In Mr. Bliss’ play it is the fish tank’s filtration system that does the fish in, something that is not likely to worry most of us. But it is not the cause of the fish’s demise; it is the personal interactions that produce this cause that is the heart of the drama, and the comedy. These are struggles that are human, and perhaps the play offers insight. Or perhaps, the true nature of the play and of theater in general is to offer commiseration, a chance to say “and I thought I had it bad.”

From Slings and Arrows

Canadian Broadcasting Corporation

As the director says “the whole thing falls apart if one of the actors is not good at pretending.” This is the heart of good theater. For a play to work well the cast must work as an ensemble.
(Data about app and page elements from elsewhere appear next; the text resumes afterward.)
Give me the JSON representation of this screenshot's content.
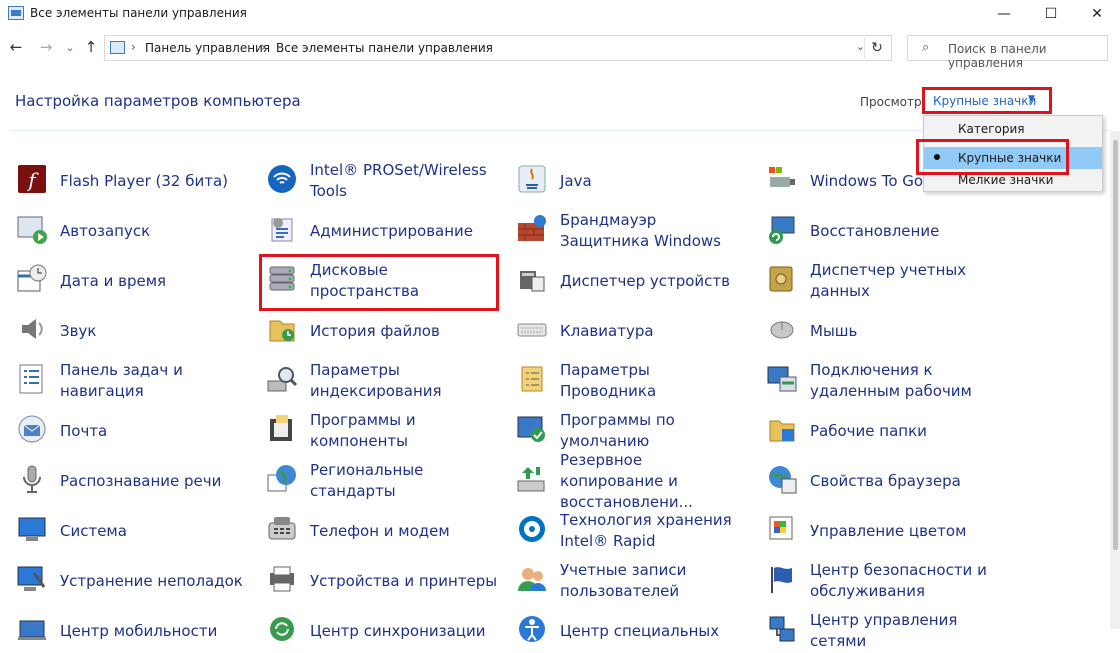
{
  "window": {
    "title": "Все элементы панели управления",
    "minimize_glyph": "—",
    "maximize_glyph": "☐",
    "close_glyph": "✕"
  },
  "address": {
    "back_glyph": "←",
    "forward_glyph": "→",
    "recent_glyph": "⌄",
    "up_glyph": "↑",
    "crumb_sep": "›",
    "breadcrumbs": [
      "Панель управления",
      "Все элементы панели управления"
    ],
    "dropdown_glyph": "⌄",
    "refresh_glyph": "↻"
  },
  "search": {
    "icon_glyph": "⌕",
    "placeholder": "Поиск в панели управления"
  },
  "header": {
    "title": "Настройка параметров компьютера",
    "view_label": "Просмотр:",
    "view_value": "Крупные значки",
    "view_arrow": "▼"
  },
  "view_menu": {
    "options": [
      "Категория",
      "Крупные значки",
      "Мелкие значки"
    ],
    "selected_index": 1
  },
  "colors": {
    "link": "#1e3287",
    "highlight": "#e0121c",
    "menu_selected": "#91c9f7"
  },
  "items": [
    {
      "label": "Flash Player (32 бита)",
      "icon": "flash-icon"
    },
    {
      "label": "Intel® PROSet/Wireless Tools",
      "icon": "wireless-icon"
    },
    {
      "label": "Java",
      "icon": "java-icon"
    },
    {
      "label": "Windows To Go",
      "icon": "usb-drive-icon"
    },
    {
      "label": "Автозапуск",
      "icon": "autoplay-icon"
    },
    {
      "label": "Администрирование",
      "icon": "admin-tools-icon"
    },
    {
      "label": "Брандмауэр Защитника Windows",
      "icon": "firewall-icon"
    },
    {
      "label": "Восстановление",
      "icon": "recovery-icon"
    },
    {
      "label": "Дата и время",
      "icon": "calendar-clock-icon"
    },
    {
      "label": "Дисковые пространства",
      "icon": "storage-spaces-icon"
    },
    {
      "label": "Диспетчер устройств",
      "icon": "device-manager-icon"
    },
    {
      "label": "Диспетчер учетных данных",
      "icon": "credential-vault-icon"
    },
    {
      "label": "Звук",
      "icon": "speaker-icon"
    },
    {
      "label": "История файлов",
      "icon": "file-history-icon"
    },
    {
      "label": "Клавиатура",
      "icon": "keyboard-icon"
    },
    {
      "label": "Мышь",
      "icon": "mouse-icon"
    },
    {
      "label": "Панель задач и навигация",
      "icon": "taskbar-icon"
    },
    {
      "label": "Параметры индексирования",
      "icon": "indexing-icon"
    },
    {
      "label": "Параметры Проводника",
      "icon": "folder-options-icon"
    },
    {
      "label": "Подключения к удаленным рабочим",
      "icon": "remote-desktop-icon"
    },
    {
      "label": "Почта",
      "icon": "mail-icon"
    },
    {
      "label": "Программы и компоненты",
      "icon": "programs-icon"
    },
    {
      "label": "Программы по умолчанию",
      "icon": "default-programs-icon"
    },
    {
      "label": "Рабочие папки",
      "icon": "work-folders-icon"
    },
    {
      "label": "Распознавание речи",
      "icon": "microphone-icon"
    },
    {
      "label": "Региональные стандарты",
      "icon": "region-icon"
    },
    {
      "label": "Резервное копирование и восстановлени...",
      "icon": "backup-icon"
    },
    {
      "label": "Свойства браузера",
      "icon": "internet-options-icon"
    },
    {
      "label": "Система",
      "icon": "system-icon"
    },
    {
      "label": "Телефон и модем",
      "icon": "phone-modem-icon"
    },
    {
      "label": "Технология хранения Intel® Rapid",
      "icon": "intel-rst-icon"
    },
    {
      "label": "Управление цветом",
      "icon": "color-management-icon"
    },
    {
      "label": "Устранение неполадок",
      "icon": "troubleshooting-icon"
    },
    {
      "label": "Устройства и принтеры",
      "icon": "printer-icon"
    },
    {
      "label": "Учетные записи пользователей",
      "icon": "user-accounts-icon"
    },
    {
      "label": "Центр безопасности и обслуживания",
      "icon": "security-flag-icon"
    },
    {
      "label": "Центр мобильности",
      "icon": "mobility-icon"
    },
    {
      "label": "Центр синхронизации",
      "icon": "sync-icon"
    },
    {
      "label": "Центр специальных",
      "icon": "accessibility-icon"
    },
    {
      "label": "Центр управления сетями",
      "icon": "network-icon"
    }
  ]
}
Each actor must be able to pretend well or the production falls apart no matter how good the rest of the cast may be. In order for the audience to enter this magic world a group of people must learn to work together and to play together well. If the work looks like work and not play the play does not work. If the pretending is not built upon something real it amounts to pretense and no one believes it. And it takes work to rise above pretense. There is, I think, a truth here for all of us. A key to living well is discovering how to put the play back into the work that we do, while maintaining the quality of the work that we do.

For the Greeks this was there religion. Once a year everyone went to the theater to learn something about how they should live, to be reminded that the gods are involved in our daily lives and the rich and the powerful cannot escape the will of the gods. Oedipus may be king but at the end of the day he is as answerable for his misdeeds as the slave that sets his table. That is the point of the catharsis at the end of the play. Bad news for Oedipus, but when put into perspective good news for the rest of us.

I had a professor in college that believed plays, even the plays of Shakespeare, should not be read as literature, as we read a poem or a novel, that plays are not literature. The only way a play can be experienced properly is by watching it performed. A play creates a bit of magic and it goes against the creed of the magician to reveal the secret of the trick. A play is multi-sensory and audiovisual. Lee Strasberg, one of the founders of the Actors Studio, said nothing of importance gets said in a play except for maybe five minutes in the last act (or words to that effect). Yet when we read a script all we have is the words that are spoken.

The magic of theater, and a reason we study plays and watch plays, is discovering what is happening behind the words. What motivates Hamlet to say what he says? What is the real life that lives under the words? Most of what we say in conversation is a kind of playing for time, filling the space with words while we try to figure out what the moment is all about. In watching characters on stage, or reading their words in the script, we realize that we are not alone in our struggle to find meaning in the day to day activities that fill our lives. Plays confront important issues but at the end of the day most of us are not concerned with how the powerful misuse their power or whatever the important issue of the play is. What does concern us is preserving the scent of the rose in our day to day experience while enjoying the coffee. It is not what happens to Hamlet and his family but how they persevere.